### Brief
Go through the lines below and repeat each one exactly, skipping pictures.
┌────────
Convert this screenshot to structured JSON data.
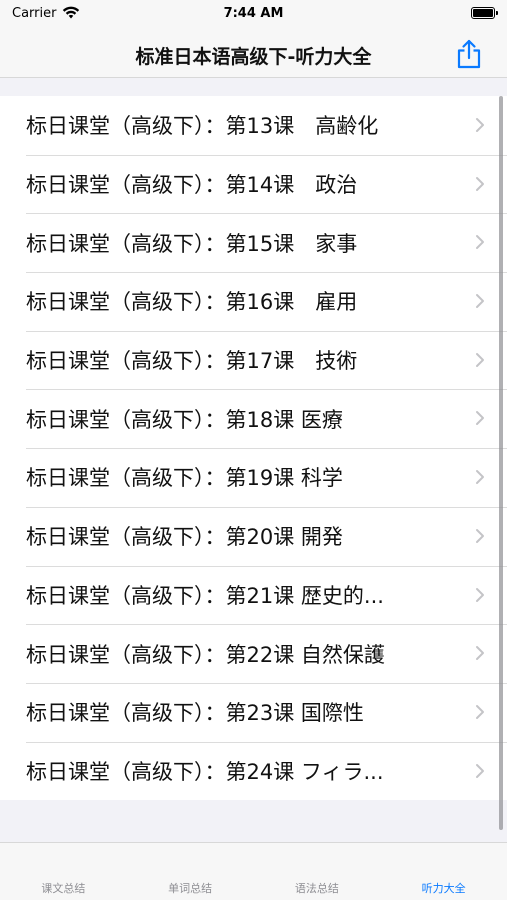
{
  "status_bar": {
    "carrier": "Carrier",
    "time": "7:44 AM"
  },
  "nav": {
    "title": "标准日本语高级下-听力大全",
    "share_icon": "share-icon",
    "accent_color": "#0a7aff"
  },
  "list": {
    "items": [
      "标日课堂（高级下）：第13课　高齢化",
      "标日课堂（高级下）：第14课　政治",
      "标日课堂（高级下）：第15课　家事",
      "标日课堂（高级下）：第16课　雇用",
      "标日课堂（高级下）：第17课　技術",
      "标日课堂（高级下）：第18课 医療",
      "标日课堂（高级下）：第19课 科学",
      "标日课堂（高级下）：第20课 開発",
      "标日课堂（高级下）：第21课 歴史的...",
      "标日课堂（高级下）：第22课 自然保護",
      "标日课堂（高级下）：第23课 国際性",
      "标日课堂（高级下）：第24课 フィラ..."
    ]
  },
  "tabs": [
    {
      "label": "课文总结",
      "active": false
    },
    {
      "label": "单词总结",
      "active": false
    },
    {
      "label": "语法总结",
      "active": false
    },
    {
      "label": "听力大全",
      "active": true
    }
  ]
}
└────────
### Task response
Convert this screenshot to structured JSON data.
{
  "status_bar": {
    "carrier": "Carrier",
    "time": "7:44 AM"
  },
  "nav": {
    "title": "标准日本语高级下-听力大全",
    "share_icon": "share-icon",
    "accent_color": "#0a7aff"
  },
  "list": {
    "items": [
      "标日课堂（高级下）：第13课　高齢化",
      "标日课堂（高级下）：第14课　政治",
      "标日课堂（高级下）：第15课　家事",
      "标日课堂（高级下）：第16课　雇用",
      "标日课堂（高级下）：第17课　技術",
      "标日课堂（高级下）：第18课 医療",
      "标日课堂（高级下）：第19课 科学",
      "标日课堂（高级下）：第20课 開発",
      "标日课堂（高级下）：第21课 歴史的...",
      "标日课堂（高级下）：第22课 自然保護",
      "标日课堂（高级下）：第23课 国際性",
      "标日课堂（高级下）：第24课 フィラ..."
    ]
  },
  "tabs": [
    {
      "label": "课文总结",
      "active": false
    },
    {
      "label": "单词总结",
      "active": false
    },
    {
      "label": "语法总结",
      "active": false
    },
    {
      "label": "听力大全",
      "active": true
    }
  ]
}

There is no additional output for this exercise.